Word for word, restate every record, though not the pictures.

[Data shown]

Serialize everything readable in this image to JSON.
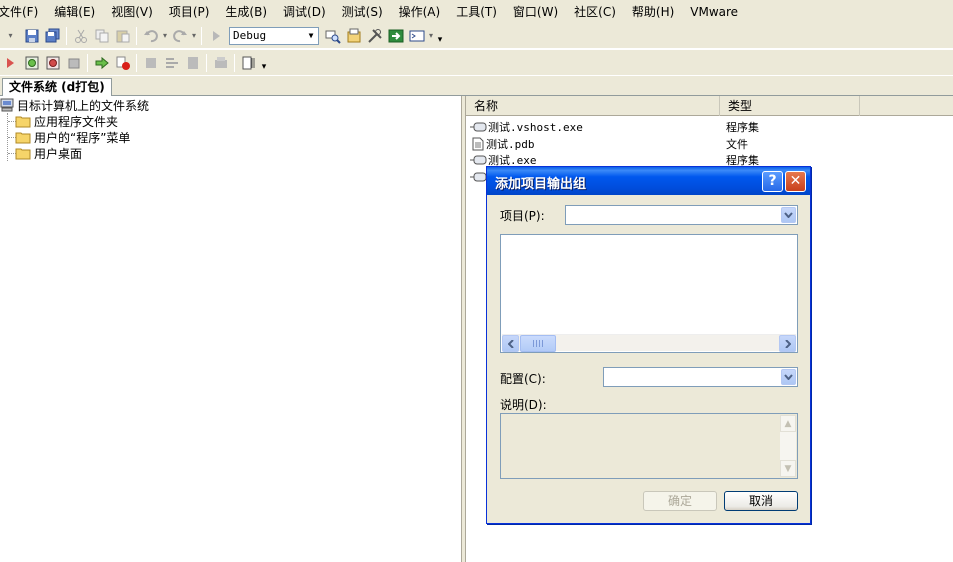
{
  "menu": [
    "文件(F)",
    "编辑(E)",
    "视图(V)",
    "项目(P)",
    "生成(B)",
    "调试(D)",
    "测试(S)",
    "操作(A)",
    "工具(T)",
    "窗口(W)",
    "社区(C)",
    "帮助(H)",
    "VMware"
  ],
  "toolbar": {
    "config_combo": "Debug"
  },
  "tab": {
    "label": "文件系统 (d打包)"
  },
  "tree": {
    "root": "目标计算机上的文件系统",
    "children": [
      "应用程序文件夹",
      "用户的“程序”菜单",
      "用户桌面"
    ]
  },
  "filelist": {
    "headers": {
      "name": "名称",
      "type": "类型"
    },
    "rows": [
      {
        "name": "测试.vshost.exe",
        "type": "程序集"
      },
      {
        "name": "测试.pdb",
        "type": "文件"
      },
      {
        "name": "测试.exe",
        "type": "程序集"
      }
    ]
  },
  "dialog": {
    "title": "添加项目输出组",
    "help": "?",
    "close": "✕",
    "project_label": "项目(P):",
    "project_value": "",
    "config_label": "配置(C):",
    "config_value": "",
    "desc_label": "说明(D):",
    "ok": "确定",
    "cancel": "取消"
  }
}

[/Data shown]

■ Answer to this exercise
Serialize everything readable in this image to JSON.
{
  "menu": [
    "文件(F)",
    "编辑(E)",
    "视图(V)",
    "项目(P)",
    "生成(B)",
    "调试(D)",
    "测试(S)",
    "操作(A)",
    "工具(T)",
    "窗口(W)",
    "社区(C)",
    "帮助(H)",
    "VMware"
  ],
  "toolbar": {
    "config_combo": "Debug"
  },
  "tab": {
    "label": "文件系统 (d打包)"
  },
  "tree": {
    "root": "目标计算机上的文件系统",
    "children": [
      "应用程序文件夹",
      "用户的“程序”菜单",
      "用户桌面"
    ]
  },
  "filelist": {
    "headers": {
      "name": "名称",
      "type": "类型"
    },
    "rows": [
      {
        "name": "测试.vshost.exe",
        "type": "程序集"
      },
      {
        "name": "测试.pdb",
        "type": "文件"
      },
      {
        "name": "测试.exe",
        "type": "程序集"
      }
    ]
  },
  "dialog": {
    "title": "添加项目输出组",
    "help": "?",
    "close": "✕",
    "project_label": "项目(P):",
    "project_value": "",
    "config_label": "配置(C):",
    "config_value": "",
    "desc_label": "说明(D):",
    "ok": "确定",
    "cancel": "取消"
  }
}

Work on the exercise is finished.